New Guinea impatiens prefer consistently moist soil. However, they cannot tolerate soil that is soggy or too dry. If the soil dries out completely between watering, your plant may wilt or lose flowers. A thorough drench once each week is usually enough for plants grown Read more
A: New Guinea impatiens can be grown indoors during the winter but leggy growth is a response to lower light levels indoors. Keep them in a bright sunny window or provide supplemental light to keep them going. Water throughout the winter as needed but do Read more
In USDA zones 10 through 12, these plants may stop blooming over summer, even when they're growing in the shade.
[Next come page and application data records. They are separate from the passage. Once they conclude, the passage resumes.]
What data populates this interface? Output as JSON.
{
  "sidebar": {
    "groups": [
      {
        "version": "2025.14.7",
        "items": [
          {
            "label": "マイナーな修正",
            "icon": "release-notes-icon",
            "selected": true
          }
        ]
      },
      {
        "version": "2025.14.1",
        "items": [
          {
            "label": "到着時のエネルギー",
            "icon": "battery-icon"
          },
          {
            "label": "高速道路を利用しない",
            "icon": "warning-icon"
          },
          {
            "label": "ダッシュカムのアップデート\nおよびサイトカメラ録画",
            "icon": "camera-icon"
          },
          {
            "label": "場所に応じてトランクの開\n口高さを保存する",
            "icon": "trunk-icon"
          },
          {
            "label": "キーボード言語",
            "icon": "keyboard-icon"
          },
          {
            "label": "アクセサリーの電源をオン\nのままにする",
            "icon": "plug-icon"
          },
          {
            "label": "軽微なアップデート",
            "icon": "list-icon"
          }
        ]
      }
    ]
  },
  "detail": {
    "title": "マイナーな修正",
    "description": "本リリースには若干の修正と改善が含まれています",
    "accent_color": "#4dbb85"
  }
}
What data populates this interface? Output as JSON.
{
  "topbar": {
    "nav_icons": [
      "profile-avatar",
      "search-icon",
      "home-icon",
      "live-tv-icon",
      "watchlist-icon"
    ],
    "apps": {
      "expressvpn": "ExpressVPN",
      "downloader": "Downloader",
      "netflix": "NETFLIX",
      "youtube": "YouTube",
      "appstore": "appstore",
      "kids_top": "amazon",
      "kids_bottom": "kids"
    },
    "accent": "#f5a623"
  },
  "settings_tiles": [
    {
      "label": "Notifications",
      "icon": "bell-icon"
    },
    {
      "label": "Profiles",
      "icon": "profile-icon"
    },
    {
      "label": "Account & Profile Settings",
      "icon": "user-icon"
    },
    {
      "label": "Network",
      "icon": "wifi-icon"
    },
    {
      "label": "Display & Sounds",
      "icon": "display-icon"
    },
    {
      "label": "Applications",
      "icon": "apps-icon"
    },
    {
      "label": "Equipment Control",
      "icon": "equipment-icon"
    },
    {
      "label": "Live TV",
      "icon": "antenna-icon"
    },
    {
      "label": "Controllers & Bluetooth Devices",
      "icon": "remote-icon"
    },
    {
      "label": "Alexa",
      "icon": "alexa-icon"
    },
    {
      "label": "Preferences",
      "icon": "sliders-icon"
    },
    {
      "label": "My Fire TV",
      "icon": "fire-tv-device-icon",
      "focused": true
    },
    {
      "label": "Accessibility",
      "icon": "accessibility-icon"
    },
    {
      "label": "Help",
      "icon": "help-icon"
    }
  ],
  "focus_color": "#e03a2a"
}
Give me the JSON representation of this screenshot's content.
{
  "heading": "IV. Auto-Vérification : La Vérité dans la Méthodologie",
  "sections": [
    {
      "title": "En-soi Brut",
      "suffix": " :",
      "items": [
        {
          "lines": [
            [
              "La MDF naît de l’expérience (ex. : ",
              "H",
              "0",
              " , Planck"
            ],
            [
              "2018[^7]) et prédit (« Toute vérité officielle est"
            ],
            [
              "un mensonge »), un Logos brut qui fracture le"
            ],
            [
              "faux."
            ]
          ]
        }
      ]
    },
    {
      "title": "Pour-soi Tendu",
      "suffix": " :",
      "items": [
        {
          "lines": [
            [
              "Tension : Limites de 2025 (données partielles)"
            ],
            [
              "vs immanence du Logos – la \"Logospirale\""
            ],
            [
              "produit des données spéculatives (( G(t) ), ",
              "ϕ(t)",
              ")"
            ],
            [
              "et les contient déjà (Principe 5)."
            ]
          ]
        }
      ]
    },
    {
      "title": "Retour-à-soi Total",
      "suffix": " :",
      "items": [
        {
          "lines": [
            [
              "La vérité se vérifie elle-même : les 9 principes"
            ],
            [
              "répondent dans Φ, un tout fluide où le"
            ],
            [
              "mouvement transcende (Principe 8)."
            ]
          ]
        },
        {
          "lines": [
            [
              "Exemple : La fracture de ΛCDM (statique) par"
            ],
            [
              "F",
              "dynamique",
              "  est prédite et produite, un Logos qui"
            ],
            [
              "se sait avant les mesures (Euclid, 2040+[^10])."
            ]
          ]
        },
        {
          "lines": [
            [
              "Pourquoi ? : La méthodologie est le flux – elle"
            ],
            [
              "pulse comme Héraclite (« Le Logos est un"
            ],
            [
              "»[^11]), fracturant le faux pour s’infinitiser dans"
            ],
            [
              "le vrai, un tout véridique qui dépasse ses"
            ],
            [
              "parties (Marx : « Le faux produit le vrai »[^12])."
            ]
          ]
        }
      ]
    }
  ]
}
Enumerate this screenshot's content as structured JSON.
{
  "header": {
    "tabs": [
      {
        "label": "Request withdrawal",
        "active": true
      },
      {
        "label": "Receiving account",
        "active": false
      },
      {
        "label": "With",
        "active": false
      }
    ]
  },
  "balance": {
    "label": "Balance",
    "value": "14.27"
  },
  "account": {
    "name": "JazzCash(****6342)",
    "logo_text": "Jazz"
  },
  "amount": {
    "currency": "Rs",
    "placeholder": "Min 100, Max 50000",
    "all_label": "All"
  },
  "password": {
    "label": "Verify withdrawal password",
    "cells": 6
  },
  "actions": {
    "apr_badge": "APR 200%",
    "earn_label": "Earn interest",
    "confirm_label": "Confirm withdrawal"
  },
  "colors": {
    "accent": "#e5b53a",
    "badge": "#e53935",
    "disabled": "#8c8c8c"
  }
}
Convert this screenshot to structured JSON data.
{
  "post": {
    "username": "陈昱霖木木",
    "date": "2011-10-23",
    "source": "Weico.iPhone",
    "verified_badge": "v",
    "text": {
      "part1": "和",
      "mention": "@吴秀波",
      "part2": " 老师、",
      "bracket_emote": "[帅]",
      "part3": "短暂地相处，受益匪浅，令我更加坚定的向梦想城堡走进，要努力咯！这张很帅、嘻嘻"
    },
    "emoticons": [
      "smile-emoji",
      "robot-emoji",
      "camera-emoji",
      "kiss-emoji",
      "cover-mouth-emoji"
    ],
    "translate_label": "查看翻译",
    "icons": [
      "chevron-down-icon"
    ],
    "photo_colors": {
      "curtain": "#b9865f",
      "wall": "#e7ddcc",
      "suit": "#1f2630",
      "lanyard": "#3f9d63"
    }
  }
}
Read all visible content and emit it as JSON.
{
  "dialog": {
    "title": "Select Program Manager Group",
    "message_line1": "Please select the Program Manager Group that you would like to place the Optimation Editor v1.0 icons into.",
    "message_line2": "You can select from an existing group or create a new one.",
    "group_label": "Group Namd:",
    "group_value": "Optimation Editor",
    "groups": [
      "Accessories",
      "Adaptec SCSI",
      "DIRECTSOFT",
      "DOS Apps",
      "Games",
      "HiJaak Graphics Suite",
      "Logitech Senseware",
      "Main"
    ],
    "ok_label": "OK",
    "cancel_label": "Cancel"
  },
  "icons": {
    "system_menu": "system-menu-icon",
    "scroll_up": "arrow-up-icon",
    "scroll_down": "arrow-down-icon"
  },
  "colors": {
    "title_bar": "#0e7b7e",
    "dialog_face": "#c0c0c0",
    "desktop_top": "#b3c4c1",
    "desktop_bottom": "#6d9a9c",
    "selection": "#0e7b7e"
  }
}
In cooler USDA zones, New Guinea impatiens should begin blooming soon after planting outdoors after the final local average frost date.
New Guinea impatiens require moist, well-drained soils.
Sprinkle cinnamon, crushed bay leaves or black pepper around impatiens. Mint, cloves, or cayenne pepper may also do the trick. Try spraying area with 50/50 mix of apple cider vinegar and water, which can throw off ants' sense of smell.
Do not plant outside until all danger of frost has passed, preferably with night temperatures above 45 degrees Fahrenheit. They prefer day temperatures of 70 to 85 degrees and night temperatures of 55 to 65 degrees Fahrenheit. New Guinea impatiens thrive in the high-humidity zones Read more
Pest on Impatiens There are many pests that can affect impatiens flowers. Spider mites, mealybugs, aphids, and thrips are common and usually result in curled, distorted, or discolored leaves. Thrips will generally attack the flowers/buds of plants and may carry a virus that affects these Read more
Soil. New Guinea impatiens like a slightly acidic soil pH in the range of 6.0 to 6.5, but they are not terribly particular about it. They will need well-draining soil that holds moisture long enough for the roots to soak it up.